It was like the outline of a kid, but surrounded by hair. I tried to wipe it off, but the chair is upholstered in a velor-ish fabric, and the hair wasn't budging. In fact, I spread it more. And the floor? Caked. Filthy. Stacked. Piled. All her perfumes and jars were covered, like that ivy from Japan that eats trees and cars. Frightening. Nauseating. That's why the guy comes by every ten minutes in a real barber shop with the giant broom.

I was leaning into the shower busy shampooing the first one, which explains why I didn't notice the stream of water spilling out and mixing with the hair to form a slow soup. "You look good," I yelled to the other one. "Like one of the Star Wars characters. Not one of the handsome ones, but still. I'm kidding, we'll fix it up, you'll see. Hey, that's what baseball caps are for, right? I'm kidding again."

That's when I noticed the rising water on the floor and felt a very rare curse forming in my throat, which was, happily, cut off the second I looked up and saw, naturally, my wife standing in the doorway.

Perfect. Just perfect.

She glanced at one kid, then the other; admittedly, they looked like mental patients. Then her knowing eye ran over the counter, chair, bottles, and floor. Then she noticed the hairy water lapping at her feet. Maybe she saw that first, though, I don't know. It's hard to know what women are thinking.

But her eyes told the story. They looked like . . . Remember the close-up of Lee Van Cleef's eyes at the end of The Good, The Bad, and The Ugly? That's how they looked.

LATER, around a quarter to 9:00, after she'd spent hours with a scissors and comb gently finishing/correcting/jury-rigging their hair . . . after they were re-showered and in their pajamas, and in bed with us watching cartoons . . . after lotions and powders and a little Bactine . . . and a couple of Band-Aids . . . and a glass of milk and a cookie Mommy had baked the night before.

A cartoon ended, and one of them stretched, and I looked over to my wife on the other side. She felt the glance and turned away, shaking her head. Then, after a second or two, the corners of her mouth turned up a little. She tried to stop it, but couldn't, and started to laugh, and couldn't stop that, either, and we both laughed, and then the kids got it, too, and joined in, and no one said anything to anyone, and we all laughed for a long time.
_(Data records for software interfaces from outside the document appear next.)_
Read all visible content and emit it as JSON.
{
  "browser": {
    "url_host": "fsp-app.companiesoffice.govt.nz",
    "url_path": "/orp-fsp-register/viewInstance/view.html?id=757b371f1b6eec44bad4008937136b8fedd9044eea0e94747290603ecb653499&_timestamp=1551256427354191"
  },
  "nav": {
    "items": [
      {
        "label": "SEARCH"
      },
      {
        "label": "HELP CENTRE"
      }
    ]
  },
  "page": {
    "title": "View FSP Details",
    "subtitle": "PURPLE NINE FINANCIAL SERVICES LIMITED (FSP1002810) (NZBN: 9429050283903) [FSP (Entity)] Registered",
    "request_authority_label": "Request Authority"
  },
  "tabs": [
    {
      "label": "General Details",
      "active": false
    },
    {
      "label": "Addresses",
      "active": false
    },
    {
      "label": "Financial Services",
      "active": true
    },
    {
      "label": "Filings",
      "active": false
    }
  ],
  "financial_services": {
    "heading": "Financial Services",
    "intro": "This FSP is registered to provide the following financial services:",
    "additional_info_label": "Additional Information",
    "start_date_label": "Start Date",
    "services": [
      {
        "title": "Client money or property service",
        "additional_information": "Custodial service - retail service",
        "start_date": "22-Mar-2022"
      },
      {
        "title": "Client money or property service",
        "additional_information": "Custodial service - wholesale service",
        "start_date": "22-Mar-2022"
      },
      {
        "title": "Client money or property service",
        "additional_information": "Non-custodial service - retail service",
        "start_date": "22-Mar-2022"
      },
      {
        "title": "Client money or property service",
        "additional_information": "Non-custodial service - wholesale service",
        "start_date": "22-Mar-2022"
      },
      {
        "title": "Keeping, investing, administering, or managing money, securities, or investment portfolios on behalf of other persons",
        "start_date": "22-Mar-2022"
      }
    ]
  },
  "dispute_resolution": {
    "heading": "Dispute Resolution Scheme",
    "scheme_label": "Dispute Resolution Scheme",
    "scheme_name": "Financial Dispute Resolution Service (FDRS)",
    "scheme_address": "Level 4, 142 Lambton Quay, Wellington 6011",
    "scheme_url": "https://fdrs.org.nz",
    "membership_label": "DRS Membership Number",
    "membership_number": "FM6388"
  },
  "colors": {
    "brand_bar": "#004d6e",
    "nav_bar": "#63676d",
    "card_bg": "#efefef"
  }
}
When the kids were asleep, and after I'd done a little shaving and re-showering myself, I went downstairs and made her a drink without asking, and sat down on the couch and handed it to her, and she was still trying not to smile. Then she turned, and we looked at each other for as long as we had laughed before.

By God, in this light, she looks just like Barbara Feldon.

Larry Miller is a contributing humorist to The Daily Standard and a writer, actor, and comedian living in Los Angeles.